Gene-Modified White Blood Cells Followed By Interleukin-2 and Vaccine Therapy in Treating Patients With Metastatic Melanoma
RATIONALE: Inserting a gene that has been created in the laboratory into a person's white blood cells may make the body build an immune response to kill tumor cells. Interleukin-2 may stimulate a person's white blood cells to kill tumor cells. Vaccines may make the body build an immune response to kill tumor cells. Combining gene-modified white blood cell infusions with interleukin-2 and vaccine therapy may kill more tumor cells.
PURPOSE: This phase I trial is studying how well giving gene-modified white blood cells when given together with interleukin-2 and vaccine therapy works in treating patients with metastatic melanoma.
|Melanoma (Skin)||Biological: aldesleukin Biological: filgrastim Biological: gp100-fowlpox vaccine Biological: therapeutic autologous lymphocytes Biological: therapeutic tumor infiltrating lymphocytes Drug: cyclophosphamide Drug: fludarabine phosphate||Phase 1|
|Study Design:||Masking: Open Label
Primary Purpose: Treatment
|Official Title:||Treatment of Patients With Metastatic Melanoma by Lymphodepleting Conditioning Followed by Infusion of TCR-Gene Engineered Lymphocytes and Subsequent Fowlpox gp100 Vaccination|
|Study Start Date:||May 2004|
|Study Completion Date:||September 2008|
|Primary Completion Date:||May 2007 (Final data collection date for primary outcome measure)|
- Determine, preliminarily, any clinical tumor regression in lymphodepleted patients with metastatic melanoma treated with fowlpox gp100 antigen immunization and antitumor antigen T-cell receptor (TCR)-engineered tumor infiltrating lymphocytes or CD8+ autologous peripheral blood lymphocytes followed by interleukin-2.
- Determine the in vivo survival of TCR gene-engineered cells in patients treated with this regimen.
OUTLINE: Patients are stratified according to their ability to produce tumor-infiltrating lymphocytes (TIL) (yes vs no).

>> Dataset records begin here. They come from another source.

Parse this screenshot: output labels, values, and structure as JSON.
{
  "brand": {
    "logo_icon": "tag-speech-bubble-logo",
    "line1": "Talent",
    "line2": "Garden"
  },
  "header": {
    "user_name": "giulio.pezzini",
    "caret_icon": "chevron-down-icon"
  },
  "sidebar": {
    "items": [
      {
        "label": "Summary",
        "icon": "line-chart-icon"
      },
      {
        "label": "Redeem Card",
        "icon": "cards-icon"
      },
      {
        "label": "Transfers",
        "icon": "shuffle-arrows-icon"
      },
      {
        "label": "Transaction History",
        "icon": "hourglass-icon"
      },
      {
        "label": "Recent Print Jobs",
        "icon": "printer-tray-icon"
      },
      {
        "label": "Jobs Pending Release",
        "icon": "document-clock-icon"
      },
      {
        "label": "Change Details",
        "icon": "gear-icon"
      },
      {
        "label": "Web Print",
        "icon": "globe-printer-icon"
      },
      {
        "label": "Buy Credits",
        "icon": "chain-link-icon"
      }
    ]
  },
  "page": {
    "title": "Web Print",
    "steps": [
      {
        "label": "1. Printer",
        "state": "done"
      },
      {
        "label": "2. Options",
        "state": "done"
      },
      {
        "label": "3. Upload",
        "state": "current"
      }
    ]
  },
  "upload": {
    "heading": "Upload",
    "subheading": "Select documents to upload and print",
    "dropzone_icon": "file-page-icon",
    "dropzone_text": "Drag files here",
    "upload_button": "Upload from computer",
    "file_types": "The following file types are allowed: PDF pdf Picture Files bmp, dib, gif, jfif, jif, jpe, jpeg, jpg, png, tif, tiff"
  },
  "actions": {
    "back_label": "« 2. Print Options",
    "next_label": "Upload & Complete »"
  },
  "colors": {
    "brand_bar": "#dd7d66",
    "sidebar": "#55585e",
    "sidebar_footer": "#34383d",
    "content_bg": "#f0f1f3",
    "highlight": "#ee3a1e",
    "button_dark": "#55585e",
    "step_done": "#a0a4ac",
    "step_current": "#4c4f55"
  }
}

Patients receive lymphodepleting chemotherapy comprising cyclophosphamide IV over 1 hour on days -7 and -6 and fludarabine IV over 30 minutes on days -5 to -1.
- Stratum 1 (TIL): Patients receive TIL retrovirally transduced with gp100 antigen TCR gene IV over 20-30 minutes on day 0*.
- Stratum 2 (CD8+peripheral blood lymphocytes [PBL]): Patients receive CD8+PBL retrovirally transduced with gp100 antigen TCR gene IV over 20-30 minutes on day 0*.
NOTE: *Day 0 is 1-4 days after the last dose of fludarabine.
Patients in both strata also receive fowlpox-gp100 vaccine (before TIL/PBL infusion) IV over 1-2 minutes on days 0 and 28 and high-dose interleukin-2 (IL-2) IV over 15 minutes every 8 hours on days 0-4 and days 28-32. Patients also receive G-CSF SC once daily beginning on day 0 and continuing until blood counts recover.
Treatment continues in the absence of disease progression or unacceptable toxicity. Beginning 6-8 weeks after the last dose of vaccine and high-dose IL-2, patients with stable or responding disease may receive 1 retreatment course.
Responding patients are followed at 1, 3, 6, and 12 months and then annually thereafter.
PROJECTED ACCRUAL: A total of 61 patients will be accrued for this study.
Please refer to this study by its ClinicalTrials.gov identifier: NCT00085462
|United States, Maryland|
|Warren Grant Magnuson Clinical Center - NCI Clinical Trials Referral Office|
|Bethesda, Maryland, United States, 20892-1182|
|NCI - Surgery Branch|
|Bethesda, Maryland, United States, 20892-1201|
|Principal Investigator:||Steven A. Rosenberg, MD, PhD||NCI - Surgery Branch|